Anyone who has been on, or even around, the Internet for more than a few years knows Godwin's Law: "As a Usenet discussion grows longer, the probability of a comparison involving Nazis or Hitler approaches one." In general, once Godwin's Law has been invoked the chance of getting any useful signal out of the preponderance of noise in the discussion is zero. The practical upshot of this rule is that coherent, critical, rational discussion has a time/space limit, because at some point, people involved in the debate will invoke some comparison which renders further debate moot.
Which brings us to this morning's Washington Post.
Six years later, the Sept. 11 attacks remain the touchstone of American politics, the most powerful force that can be summoned on behalf of an argument even as a nation united in their aftermath today stands divided on their meaning.(The Washington Post is now putting rhyming headlines on its front page, make of it what you will.)
- "9/11 Linked To Iraq, In Politics if Not in Fact"

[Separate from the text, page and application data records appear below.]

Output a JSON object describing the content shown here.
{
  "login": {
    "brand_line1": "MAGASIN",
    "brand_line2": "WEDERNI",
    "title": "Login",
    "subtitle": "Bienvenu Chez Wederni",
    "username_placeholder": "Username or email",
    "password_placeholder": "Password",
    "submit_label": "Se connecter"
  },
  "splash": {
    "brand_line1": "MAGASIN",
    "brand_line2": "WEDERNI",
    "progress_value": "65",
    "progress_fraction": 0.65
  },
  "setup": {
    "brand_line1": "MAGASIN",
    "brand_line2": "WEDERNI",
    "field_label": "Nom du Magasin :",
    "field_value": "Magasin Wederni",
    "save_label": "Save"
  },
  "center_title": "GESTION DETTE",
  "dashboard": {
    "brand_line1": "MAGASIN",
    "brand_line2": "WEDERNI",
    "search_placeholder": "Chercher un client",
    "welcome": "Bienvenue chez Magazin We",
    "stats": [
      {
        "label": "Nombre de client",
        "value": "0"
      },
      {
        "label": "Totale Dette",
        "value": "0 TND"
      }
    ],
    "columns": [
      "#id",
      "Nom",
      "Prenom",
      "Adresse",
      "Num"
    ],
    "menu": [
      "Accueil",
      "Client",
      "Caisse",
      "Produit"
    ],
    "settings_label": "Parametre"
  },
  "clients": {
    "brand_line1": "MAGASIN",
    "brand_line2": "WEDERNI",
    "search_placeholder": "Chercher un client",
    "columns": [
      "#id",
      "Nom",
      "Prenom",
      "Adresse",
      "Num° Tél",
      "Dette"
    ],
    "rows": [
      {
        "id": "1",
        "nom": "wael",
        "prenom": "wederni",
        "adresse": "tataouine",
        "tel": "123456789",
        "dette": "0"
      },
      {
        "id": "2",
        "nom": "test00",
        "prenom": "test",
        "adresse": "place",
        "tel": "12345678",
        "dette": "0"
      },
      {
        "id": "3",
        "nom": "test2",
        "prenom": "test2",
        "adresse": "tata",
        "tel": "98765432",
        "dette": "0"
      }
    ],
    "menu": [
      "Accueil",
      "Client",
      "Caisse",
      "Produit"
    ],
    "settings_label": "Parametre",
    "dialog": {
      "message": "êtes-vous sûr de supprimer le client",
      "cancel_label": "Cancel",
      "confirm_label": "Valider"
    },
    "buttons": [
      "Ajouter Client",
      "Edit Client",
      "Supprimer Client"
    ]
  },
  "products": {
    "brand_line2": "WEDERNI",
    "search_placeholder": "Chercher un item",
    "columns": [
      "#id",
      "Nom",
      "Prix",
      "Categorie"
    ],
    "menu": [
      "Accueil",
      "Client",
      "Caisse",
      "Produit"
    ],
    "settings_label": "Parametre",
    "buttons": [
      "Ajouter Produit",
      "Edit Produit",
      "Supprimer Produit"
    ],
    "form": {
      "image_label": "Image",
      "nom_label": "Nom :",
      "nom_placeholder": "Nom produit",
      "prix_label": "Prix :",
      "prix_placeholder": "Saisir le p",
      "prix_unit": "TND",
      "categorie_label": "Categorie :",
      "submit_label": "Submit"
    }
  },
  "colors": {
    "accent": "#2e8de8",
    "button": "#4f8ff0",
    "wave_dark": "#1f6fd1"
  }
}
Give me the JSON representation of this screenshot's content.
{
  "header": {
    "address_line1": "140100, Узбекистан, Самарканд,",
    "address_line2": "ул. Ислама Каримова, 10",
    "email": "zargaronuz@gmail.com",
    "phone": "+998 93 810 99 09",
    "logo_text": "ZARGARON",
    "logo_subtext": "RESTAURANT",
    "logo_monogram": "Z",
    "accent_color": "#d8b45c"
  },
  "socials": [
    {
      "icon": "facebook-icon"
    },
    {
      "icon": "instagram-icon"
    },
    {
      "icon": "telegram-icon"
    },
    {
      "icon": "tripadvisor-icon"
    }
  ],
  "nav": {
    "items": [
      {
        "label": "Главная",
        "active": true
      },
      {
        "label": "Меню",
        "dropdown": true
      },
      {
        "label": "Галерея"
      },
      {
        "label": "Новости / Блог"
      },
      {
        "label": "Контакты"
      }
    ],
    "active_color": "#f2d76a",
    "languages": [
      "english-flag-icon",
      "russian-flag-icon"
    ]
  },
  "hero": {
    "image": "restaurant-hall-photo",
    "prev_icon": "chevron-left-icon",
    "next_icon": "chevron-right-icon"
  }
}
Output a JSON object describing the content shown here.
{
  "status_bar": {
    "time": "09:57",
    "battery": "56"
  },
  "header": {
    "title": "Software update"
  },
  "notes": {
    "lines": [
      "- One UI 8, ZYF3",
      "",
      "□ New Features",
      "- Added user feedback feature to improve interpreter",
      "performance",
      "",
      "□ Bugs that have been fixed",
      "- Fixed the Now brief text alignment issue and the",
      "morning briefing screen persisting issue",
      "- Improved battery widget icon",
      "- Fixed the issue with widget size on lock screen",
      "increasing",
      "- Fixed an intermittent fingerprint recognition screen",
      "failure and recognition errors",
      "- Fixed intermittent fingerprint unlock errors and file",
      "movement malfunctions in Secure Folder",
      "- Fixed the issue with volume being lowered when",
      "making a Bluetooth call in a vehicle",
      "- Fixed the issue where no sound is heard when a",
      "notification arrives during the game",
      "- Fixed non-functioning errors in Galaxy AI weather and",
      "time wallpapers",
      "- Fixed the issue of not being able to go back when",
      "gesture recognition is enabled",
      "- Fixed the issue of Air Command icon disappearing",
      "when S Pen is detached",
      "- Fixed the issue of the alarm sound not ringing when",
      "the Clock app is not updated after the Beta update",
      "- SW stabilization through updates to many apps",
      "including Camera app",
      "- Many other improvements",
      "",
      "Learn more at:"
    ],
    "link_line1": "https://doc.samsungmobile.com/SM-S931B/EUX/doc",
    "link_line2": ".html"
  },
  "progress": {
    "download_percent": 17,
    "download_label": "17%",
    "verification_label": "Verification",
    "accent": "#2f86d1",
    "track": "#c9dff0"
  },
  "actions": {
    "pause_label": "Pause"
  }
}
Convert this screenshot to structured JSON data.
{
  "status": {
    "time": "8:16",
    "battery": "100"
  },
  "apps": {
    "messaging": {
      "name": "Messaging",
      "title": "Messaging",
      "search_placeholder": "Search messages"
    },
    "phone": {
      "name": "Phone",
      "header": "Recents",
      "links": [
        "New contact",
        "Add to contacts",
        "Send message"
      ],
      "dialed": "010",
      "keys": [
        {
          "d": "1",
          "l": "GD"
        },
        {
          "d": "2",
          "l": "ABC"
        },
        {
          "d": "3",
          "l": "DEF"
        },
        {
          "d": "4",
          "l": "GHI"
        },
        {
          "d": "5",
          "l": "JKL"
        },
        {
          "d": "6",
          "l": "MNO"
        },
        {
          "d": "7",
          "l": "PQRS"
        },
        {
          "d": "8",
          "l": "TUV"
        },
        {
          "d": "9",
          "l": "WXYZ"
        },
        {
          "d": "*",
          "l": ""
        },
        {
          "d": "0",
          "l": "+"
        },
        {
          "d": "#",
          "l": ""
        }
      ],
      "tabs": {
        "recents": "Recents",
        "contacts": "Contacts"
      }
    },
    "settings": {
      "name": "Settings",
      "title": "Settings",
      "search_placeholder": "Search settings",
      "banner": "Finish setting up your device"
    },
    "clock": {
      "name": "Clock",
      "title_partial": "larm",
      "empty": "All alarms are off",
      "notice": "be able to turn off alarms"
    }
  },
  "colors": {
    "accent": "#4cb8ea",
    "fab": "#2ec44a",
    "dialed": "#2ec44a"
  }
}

On Usenet, and the Internet in general, Godwin's Law is used as a reference to a debate in which the sides are merely shouting uselessly at each other, not actually trying to come to some conclusion. It is used derisively and flippantly, as in, "the debate over the significance of the number "42" in Douglas Adams' writing has reached Godwin's Law."
The U.S. is at great risk of "nine-eleven" becoming the Godwin's Law of our national political discussion. Sides are starting to atrophy to where an interpretation of the events of September 11th is not subject to rational discussion, but is being used as a litmus test for ideological purity or agreement. We are fast approaching an inflection point - highlighted by the title of the Washington Post article above - where the facts of 9/11 are being overwhelmingly obscured by the legend of 9/11.
As I see it, there are at least four different interpretations of 9/11 in circulation today.
1. On 9/11, Muslim extremist terrorists attacked America, setting off a clash of civilizations between the Western world and the Middle-East. They attacked us because they fundamentally oppose the values and principals upon which we have built our society. We must fight this battle on all fronts in order to preserve our way of life. This can be seen as the Neo-Conservative Interpretation of events.
2. On 9/11, a handful of alienated and disenfranchised Wahhabist terrorists attacked symbols of America in retaliation for America's perceived imposition of its culture, political system and economic values on traditional Islamic societies. We must bring the instigators of this crime to justice, while developing an understanding of the causes of the wider alienation felt in an effort to mitigate it. This can be seen as the Progressive Interpretation of events.
3. On 9/11, terrorists attacked us. We must get them, because they want to blow up my church and make my wife wear a burkha. This might be seen as the Freeper Interpretation of events.
4. On 9/11, the CIA drove planes into buildings and then destroyed the twin towers in a controlled demolition. This was done to prop up oil prices and push the country to war to increase profits for the military-industrial complex. We must expose this plot and indict the traitors in the halls of power. This could be called the Tin-Foil Hat Interpretation of events.
Each interpretation of events drives different policy actions. Each interpretation yields radically different outcomes for our polity and it's wider role in the world and in the lives of American citizens. And perhaps most distressingly, each is mutually exclusive of the others, or nearly so.
This post does little to solve the interpretation problem, other than to illuminate it. It is merely a warning that we must redouble our efforts too listen to each other, and seek consensus, lest we irrevocably doom our children to misunderstanding and perhaps lead them to misinformed decisions about our grandchildren's future.
Our national debate will be fundamentally diminished if the day arrives when "Nine-Eleven" is the end of the discussion, instead of the beginning.